What can we do about dog theft? by Geraldine Cove-Print
Mindless cruelty to animals is guaranteed to make any sane person’s blood reach boiling point and the break in at Second Chance Animal Rescue in Crockenhill near Swanley in Kent where rabbits were kicked so badly that euthanasia was the only option and chickens were literally torn apart, sickens me to the very depth of my soul.
John Ranger and his partner Julie Tullett set up the not for profit rescue some years ago. John knows all about surviving, he had his first stroke at the tender age of 21 and was confined to a wheelchair for many months as he regained his strength and learned to walk again, since then John has suffered another three strokes.
His desire to help animals drives him on but this blow to the heart of his rescue has knocked him sideways. John said: "When we arrived for early feeding we couldn’t believe the scene of carnage, our five-year-old son was with us as usual and we couldn’t shield him from the terrible sight, he saw it all.”
Four dogs were stolen including the family’s Border Terrier, Copper. Another dog stolen had been rescued from a scrap yard where he had been chained as a guard dog. When Buster came to them he had a huge scald wound along his back where boiling water had been thrown at him. John is particularly worried that Buster may be used as a baiting dog. "Buster is such a bold, strong dog with the heart of a lion…” he said. You can see a photograph of Buster when he was first rescued, complete with heavy chain, on the rescue’s website.
In my conversation with John he broke down several times; my heart went out to this man who has been so strong for so long who now has to literally pick up the pieces.
Two Jack Russells were also taken and yet the horses and other animals were left locked in their stables and pens. Local people have volunteered to rebuild the sheds and buildings on the piece of land rented by John and Julie. They still have over 300 animals on site to take care of and that means struggling to rebuild around the damage and remnants of the dreadful attack.
John is deeply touched by the messages and offers of support from all over the UK as well as emails and telephone calls from further afield like France and Belgium. A reward is now being offered to recover the dogs and let’s hope that someone offers information to bring the evil individuals responsible, to book.
Dog theft is a crime that is most certainly on the rise, stealing to order and dognapping to extract a large amount of money from the terrified owners is as common as stealing animals to be used as ‘bait dogs’, used by the dog fighting community to ‘train’ their animals to attack live prey.
The thought of losing your dog and it ending up as part of a dog fighting ring is almost too horrible to contemplate and don’t think your hound is safe if you live ‘out in the sticks’, the fewer neighbours, the less likely the thieves are to be disturbed. Even Britain’s Got Talent winner Ashleigh Butler has invested some of her winnings to increase home security to protect Pudsey her dog partner in heelwork to music. And who can blame her? Pudsey is now one of the most recognisable canines of 2012.

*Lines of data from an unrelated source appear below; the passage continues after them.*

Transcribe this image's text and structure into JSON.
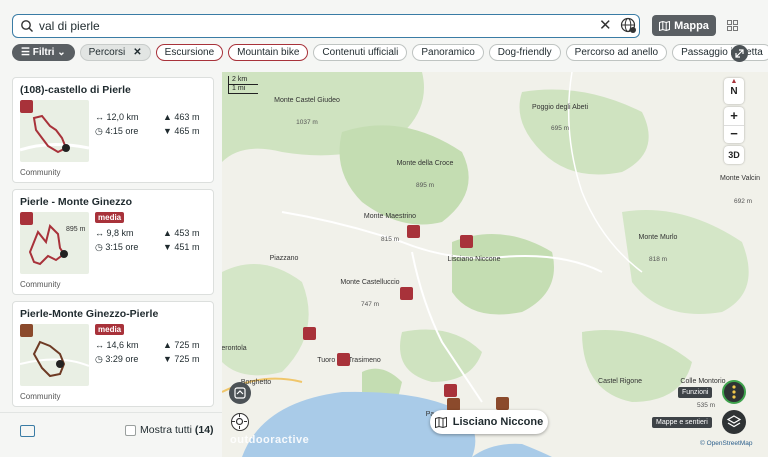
{
  "search": {
    "value": "val di pierle"
  },
  "view_toggle": {
    "map_label": "Mappa"
  },
  "filters": {
    "filter_label": "Filtri",
    "active_label": "Percorsi",
    "chips": [
      "Escursione",
      "Mountain bike",
      "Contenuti ufficiali",
      "Panoramico",
      "Dog-friendly",
      "Percorso ad anello",
      "Passaggio in vetta"
    ]
  },
  "results": [
    {
      "title": "(108)-castello di Pierle",
      "badge": "",
      "distance": "12,0 km",
      "duration": "4:15 ore",
      "ascent": "463 m",
      "descent": "465 m",
      "source": "Community",
      "thumb_label": ""
    },
    {
      "title": "Pierle - Monte Ginezzo",
      "badge": "media",
      "distance": "9,8 km",
      "duration": "3:15 ore",
      "ascent": "453 m",
      "descent": "451 m",
      "source": "Community",
      "thumb_label": "895 m"
    },
    {
      "title": "Pierle-Monte Ginezzo-Pierle",
      "badge": "media",
      "distance": "14,6 km",
      "duration": "3:29 ore",
      "ascent": "725 m",
      "descent": "725 m",
      "source": "Community",
      "thumb_label": ""
    }
  ],
  "footer": {
    "show_all_label": "Mostra tutti",
    "show_all_count": "(14)"
  },
  "map": {
    "scale_km": "2 km",
    "scale_mi": "1 mi",
    "compass": "N",
    "zoom_in": "+",
    "zoom_out": "−",
    "mode_3d": "3D",
    "location_pill": "Lisciano Niccone",
    "functions_label": "Funzioni",
    "layers_label": "Mappe e sentieri",
    "attribution": "© OpenStreetMap",
    "logo": "outdooractive",
    "labels": [
      {
        "name": "Monte Castel Giudeo",
        "elev": "1037 m"
      },
      {
        "name": "Poggio degli Abeti",
        "elev": "695 m"
      },
      {
        "name": "Monte della Croce",
        "elev": "895 m"
      },
      {
        "name": "Monte Maestrino",
        "elev": "815 m"
      },
      {
        "name": "Piazzano",
        "elev": ""
      },
      {
        "name": "Lisciano Niccone",
        "elev": ""
      },
      {
        "name": "Monte Murlo",
        "elev": "818 m"
      },
      {
        "name": "Monte Valcin",
        "elev": "692 m"
      },
      {
        "name": "Monte Castelluccio",
        "elev": "747 m"
      },
      {
        "name": "erontola",
        "elev": ""
      },
      {
        "name": "Tuoro sul Trasimeno",
        "elev": ""
      },
      {
        "name": "Borghetto",
        "elev": ""
      },
      {
        "name": "Castel Rigone",
        "elev": ""
      },
      {
        "name": "Colle Montorio",
        "elev": "535 m"
      },
      {
        "name": "Pa",
        "elev": ""
      }
    ]
  }
}
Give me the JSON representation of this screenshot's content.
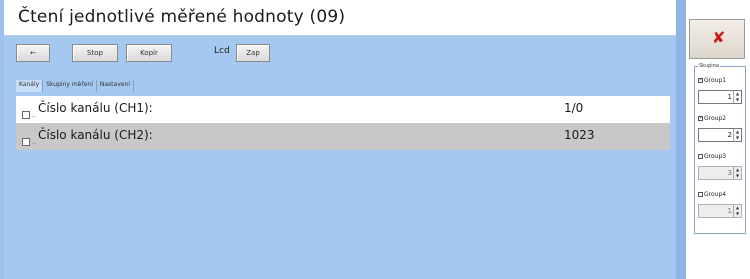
{
  "window": {
    "title": "Čtení jednotlivé měřené hodnoty (09)"
  },
  "toolbar": {
    "buttons": [
      "←",
      "Stop",
      "Kopír"
    ],
    "lcd_label": "Lcd",
    "lcd_button": "Zap"
  },
  "tabs": [
    {
      "label": "Kanály",
      "active": true
    },
    {
      "label": "Skupiny měření",
      "active": false
    },
    {
      "label": "Nastavení",
      "active": false
    }
  ],
  "measurements": [
    {
      "label": "Číslo kanálu (CH1):",
      "value": "1/0"
    },
    {
      "label": "Číslo kanálu (CH2):",
      "value": "1023"
    }
  ],
  "side_panel": {
    "close_icon": "close-icon",
    "group_label": "Skupina",
    "options": [
      {
        "label": "Group1",
        "checked": true,
        "spin_value": "1",
        "enabled": true
      },
      {
        "label": "Group2",
        "checked": true,
        "spin_value": "2",
        "enabled": true
      },
      {
        "label": "Group3",
        "checked": false,
        "spin_value": "3",
        "enabled": false
      },
      {
        "label": "Group4",
        "checked": false,
        "spin_value": "1",
        "enabled": false
      }
    ]
  }
}
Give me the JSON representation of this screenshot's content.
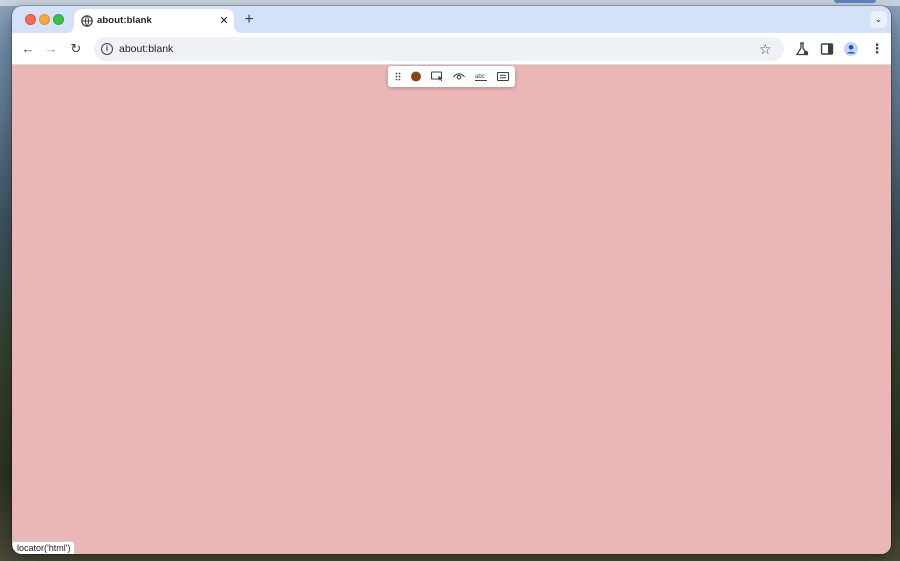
{
  "browser": {
    "tab": {
      "title": "about:blank",
      "close_glyph": "✕",
      "favicon": "globe-icon"
    },
    "new_tab_glyph": "+",
    "tab_search_glyph": "⌄",
    "address_bar": {
      "url": "about:blank",
      "security_icon": "info-icon"
    },
    "nav": {
      "back_glyph": "←",
      "forward_glyph": "→",
      "reload_glyph": "↻"
    },
    "menu_glyph": "⋮",
    "star_glyph": "☆"
  },
  "page": {
    "background_color": "#ebb6b6",
    "inspector_toolbar": {
      "items": [
        "drag-handle-icon",
        "record-icon",
        "pick-locator-icon",
        "assert-visibility-icon",
        "assert-text-icon",
        "assert-value-icon"
      ],
      "record_color": "#8b4513"
    },
    "status_tooltip": "locator('html')"
  },
  "colors": {
    "titlebar": "#d3e2f8",
    "close": "#f46a57",
    "minimize": "#f4a93a",
    "maximize": "#3fc04b"
  }
}
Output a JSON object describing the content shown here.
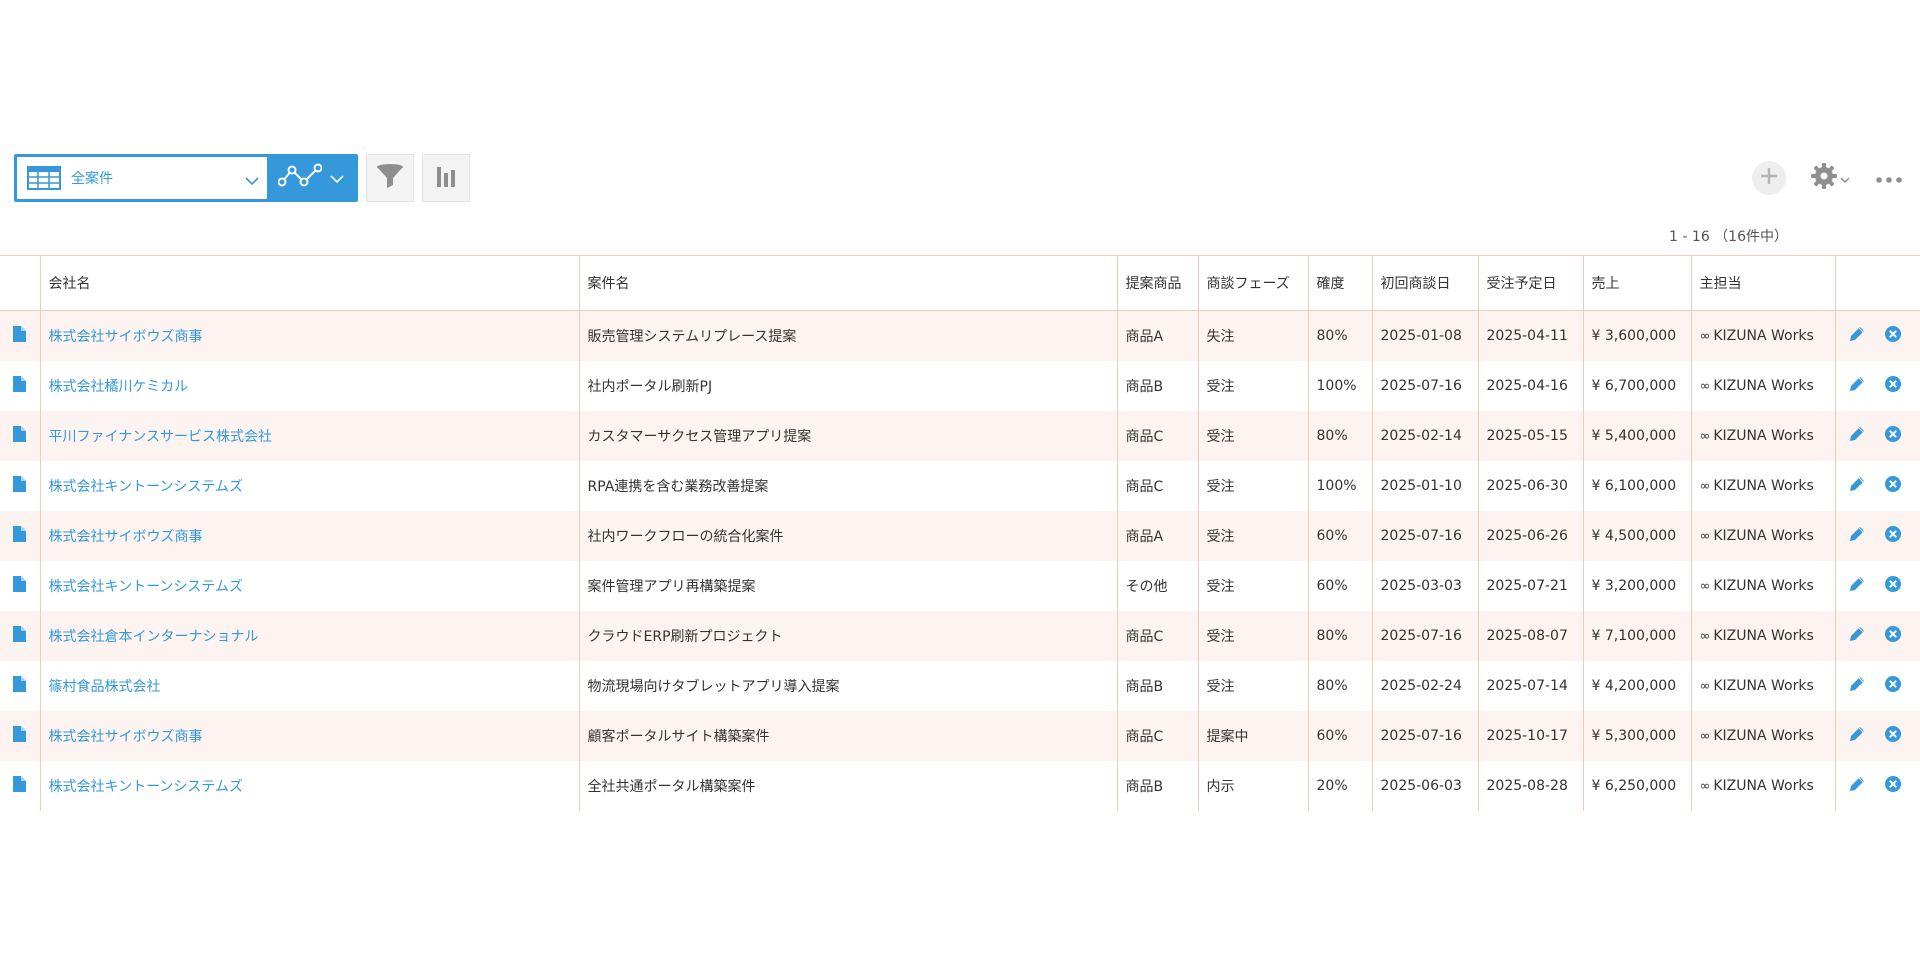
{
  "toolbar": {
    "view_name": "全案件",
    "view_icon": "table-icon",
    "graph_icon": "graph-icon",
    "filter_icon": "funnel-icon",
    "chart_icon": "bar-chart-icon",
    "add_icon": "plus-icon",
    "settings_icon": "gear-icon",
    "more_icon": "more-icon"
  },
  "pager": "1 - 16 （16件中）",
  "table": {
    "headers": [
      "会社名",
      "案件名",
      "提案商品",
      "商談フェーズ",
      "確度",
      "初回商談日",
      "受注予定日",
      "売上",
      "主担当"
    ],
    "rows": [
      {
        "company": "株式会社サイボウズ商事",
        "project": "販売管理システムリプレース提案",
        "product": "商品A",
        "phase": "失注",
        "probability": "80%",
        "first_meeting": "2025-01-08",
        "order_date": "2025-04-11",
        "sales": "¥ 3,600,000",
        "owner": "KIZUNA Works"
      },
      {
        "company": "株式会社橘川ケミカル",
        "project": "社内ポータル刷新PJ",
        "product": "商品B",
        "phase": "受注",
        "probability": "100%",
        "first_meeting": "2025-07-16",
        "order_date": "2025-04-16",
        "sales": "¥ 6,700,000",
        "owner": "KIZUNA Works"
      },
      {
        "company": "平川ファイナンスサービス株式会社",
        "project": "カスタマーサクセス管理アプリ提案",
        "product": "商品C",
        "phase": "受注",
        "probability": "80%",
        "first_meeting": "2025-02-14",
        "order_date": "2025-05-15",
        "sales": "¥ 5,400,000",
        "owner": "KIZUNA Works"
      },
      {
        "company": "株式会社キントーンシステムズ",
        "project": "RPA連携を含む業務改善提案",
        "product": "商品C",
        "phase": "受注",
        "probability": "100%",
        "first_meeting": "2025-01-10",
        "order_date": "2025-06-30",
        "sales": "¥ 6,100,000",
        "owner": "KIZUNA Works"
      },
      {
        "company": "株式会社サイボウズ商事",
        "project": "社内ワークフローの統合化案件",
        "product": "商品A",
        "phase": "受注",
        "probability": "60%",
        "first_meeting": "2025-07-16",
        "order_date": "2025-06-26",
        "sales": "¥ 4,500,000",
        "owner": "KIZUNA Works"
      },
      {
        "company": "株式会社キントーンシステムズ",
        "project": "案件管理アプリ再構築提案",
        "product": "その他",
        "phase": "受注",
        "probability": "60%",
        "first_meeting": "2025-03-03",
        "order_date": "2025-07-21",
        "sales": "¥ 3,200,000",
        "owner": "KIZUNA Works"
      },
      {
        "company": "株式会社倉本インターナショナル",
        "project": "クラウドERP刷新プロジェクト",
        "product": "商品C",
        "phase": "受注",
        "probability": "80%",
        "first_meeting": "2025-07-16",
        "order_date": "2025-08-07",
        "sales": "¥ 7,100,000",
        "owner": "KIZUNA Works"
      },
      {
        "company": "篠村食品株式会社",
        "project": "物流現場向けタブレットアプリ導入提案",
        "product": "商品B",
        "phase": "受注",
        "probability": "80%",
        "first_meeting": "2025-02-24",
        "order_date": "2025-07-14",
        "sales": "¥ 4,200,000",
        "owner": "KIZUNA Works"
      },
      {
        "company": "株式会社サイボウズ商事",
        "project": "顧客ポータルサイト構築案件",
        "product": "商品C",
        "phase": "提案中",
        "probability": "60%",
        "first_meeting": "2025-07-16",
        "order_date": "2025-10-17",
        "sales": "¥ 5,300,000",
        "owner": "KIZUNA Works"
      },
      {
        "company": "株式会社キントーンシステムズ",
        "project": "全社共通ポータル構築案件",
        "product": "商品B",
        "phase": "内示",
        "probability": "20%",
        "first_meeting": "2025-06-03",
        "order_date": "2025-08-28",
        "sales": "¥ 6,250,000",
        "owner": "KIZUNA Works"
      }
    ]
  },
  "colors": {
    "accent": "#3498db",
    "row_stripe": "#fdf4f2",
    "border": "#f1c9bd"
  }
}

What can we do if our dog is stolen? First port of call has to be the police, if there was a break in there may be usable clues and traces to track down the thieves. The second thing to do is let the local community know you have lost a dog by using posters and contacting all veterinary surgeries in the area, this is when a picture can say a thousand words.
Dog Lost UK have an extraordinary volunteer base and an exceptional website for information, they can offer excellent advice as well as producing posters and organising searches if necessary. Another fabulous organisation is K9 Search UK, concentrating mostly on the Midlands this tireless volunteer base, led by Jennie Dhanjal, has reunited hundreds of lost dogs with their owners.
Both these very worthwhile charities are always asking for support, just think how alone you would feel looking for your dog and how relieved when someone steps forward to help. K9 Search also try to help when a dog is about to outstay its seven days grace in the pound by attempting to locate rescue spaces and transporting dogs to a place of safety.
We all know we can’t save them all but given a little more time many dogs find a forever home with K9 Search’s assistance. For a great fundraising plan an online photo competition is always worth a go, you can enter this charity’s at www.K9searchuk.com. Entries are just a pound and I can assure you the money is going to a very good cause and who knows, perhaps yours is the muckiest mutt or the golden oldie?
Another idea for keeping tags on your dog is the Retrieva collar, at just under £250 for one to fit a medium sized dog it’s a large investment as it also has an additional cost of £79.99 per year for the usage. The advantages of the collar are that you can track your dog with your mobile phone or on your computer. The collar is difficult to remove and may just give the edge in the case of a snatch or if your dog becomes lost – an amazing piece of kit!
It obviously makes sense to have a permanent form of identification on your dog and this is where the tattoo scores over the microchip as it’s clearly visible and may be a deterrent to a thief.
Ultimately, the best course of action is prevention, I still shudder when I see dogs tied up outside the supermarket waiting patiently for their owner to return, or see the number of dogs available on no fee ad sites as ‘free to a good home’ and dogs given away from rescue centres where no home check is carried out and the fee is waived because the dog is ‘difficult’.
All dogs are vulnerable, while there are popular breeds to snatch for resale all breeds and crossbreeds have a value. To you they are irreplaceable to the thief it’s about hard cash.